> _Task objective_
Going through the data below, please show each line containing the string "МойМодуль".

> _Data excerpts_
--------

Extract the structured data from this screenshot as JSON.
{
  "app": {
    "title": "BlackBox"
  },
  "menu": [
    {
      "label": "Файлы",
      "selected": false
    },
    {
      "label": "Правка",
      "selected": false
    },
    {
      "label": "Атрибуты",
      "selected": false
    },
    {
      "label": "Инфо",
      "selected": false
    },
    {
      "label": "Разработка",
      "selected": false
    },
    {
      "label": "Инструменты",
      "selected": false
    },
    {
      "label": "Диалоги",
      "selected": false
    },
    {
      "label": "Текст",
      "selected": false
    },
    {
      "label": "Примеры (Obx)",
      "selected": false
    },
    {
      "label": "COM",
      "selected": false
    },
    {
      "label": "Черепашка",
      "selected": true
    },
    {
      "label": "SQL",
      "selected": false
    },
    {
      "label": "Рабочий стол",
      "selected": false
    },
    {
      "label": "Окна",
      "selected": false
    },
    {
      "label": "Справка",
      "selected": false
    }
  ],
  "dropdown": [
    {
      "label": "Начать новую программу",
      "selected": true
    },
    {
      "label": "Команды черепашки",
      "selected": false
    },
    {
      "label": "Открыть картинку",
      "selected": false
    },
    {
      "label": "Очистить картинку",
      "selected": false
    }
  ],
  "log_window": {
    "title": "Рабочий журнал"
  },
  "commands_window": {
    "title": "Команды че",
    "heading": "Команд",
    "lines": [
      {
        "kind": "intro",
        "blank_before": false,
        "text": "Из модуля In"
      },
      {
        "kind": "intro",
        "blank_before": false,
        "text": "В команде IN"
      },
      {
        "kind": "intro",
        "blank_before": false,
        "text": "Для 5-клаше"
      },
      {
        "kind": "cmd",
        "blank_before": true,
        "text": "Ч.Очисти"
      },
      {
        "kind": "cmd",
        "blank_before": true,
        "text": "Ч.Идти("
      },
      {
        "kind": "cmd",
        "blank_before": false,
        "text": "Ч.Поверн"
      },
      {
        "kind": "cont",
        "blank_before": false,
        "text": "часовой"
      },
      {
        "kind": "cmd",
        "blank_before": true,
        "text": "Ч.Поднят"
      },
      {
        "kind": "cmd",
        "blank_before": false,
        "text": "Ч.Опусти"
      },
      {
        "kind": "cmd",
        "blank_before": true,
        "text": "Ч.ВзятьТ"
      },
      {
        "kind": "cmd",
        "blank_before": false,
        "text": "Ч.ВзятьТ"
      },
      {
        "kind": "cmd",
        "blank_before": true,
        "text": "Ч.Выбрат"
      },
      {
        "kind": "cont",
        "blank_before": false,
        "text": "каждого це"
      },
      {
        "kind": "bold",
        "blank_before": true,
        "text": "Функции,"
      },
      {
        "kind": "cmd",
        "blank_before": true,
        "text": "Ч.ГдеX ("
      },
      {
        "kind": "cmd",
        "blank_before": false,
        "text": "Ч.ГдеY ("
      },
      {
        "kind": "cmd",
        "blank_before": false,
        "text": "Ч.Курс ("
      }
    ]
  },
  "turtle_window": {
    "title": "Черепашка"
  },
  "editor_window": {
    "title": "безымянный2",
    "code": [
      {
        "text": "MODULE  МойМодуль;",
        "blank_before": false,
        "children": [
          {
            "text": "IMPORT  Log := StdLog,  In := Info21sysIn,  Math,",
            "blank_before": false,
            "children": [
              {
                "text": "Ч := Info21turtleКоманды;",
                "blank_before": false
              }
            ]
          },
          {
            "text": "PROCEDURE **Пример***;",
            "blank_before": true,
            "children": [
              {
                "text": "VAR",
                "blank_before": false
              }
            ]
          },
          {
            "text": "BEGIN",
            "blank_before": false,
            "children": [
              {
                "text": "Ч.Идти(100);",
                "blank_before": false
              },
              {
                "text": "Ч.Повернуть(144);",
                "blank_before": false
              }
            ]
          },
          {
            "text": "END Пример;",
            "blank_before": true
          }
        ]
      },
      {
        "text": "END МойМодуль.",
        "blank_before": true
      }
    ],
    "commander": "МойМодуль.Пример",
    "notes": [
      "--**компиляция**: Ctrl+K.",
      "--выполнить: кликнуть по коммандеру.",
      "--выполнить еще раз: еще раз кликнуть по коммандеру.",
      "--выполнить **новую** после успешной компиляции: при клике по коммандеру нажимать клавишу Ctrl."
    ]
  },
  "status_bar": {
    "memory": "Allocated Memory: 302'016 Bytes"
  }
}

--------

> _Completed exercise_
        "text": "MODULE  МойМодуль;",
        "text": "END МойМодуль.",
    "commander": "МойМодуль.Пример",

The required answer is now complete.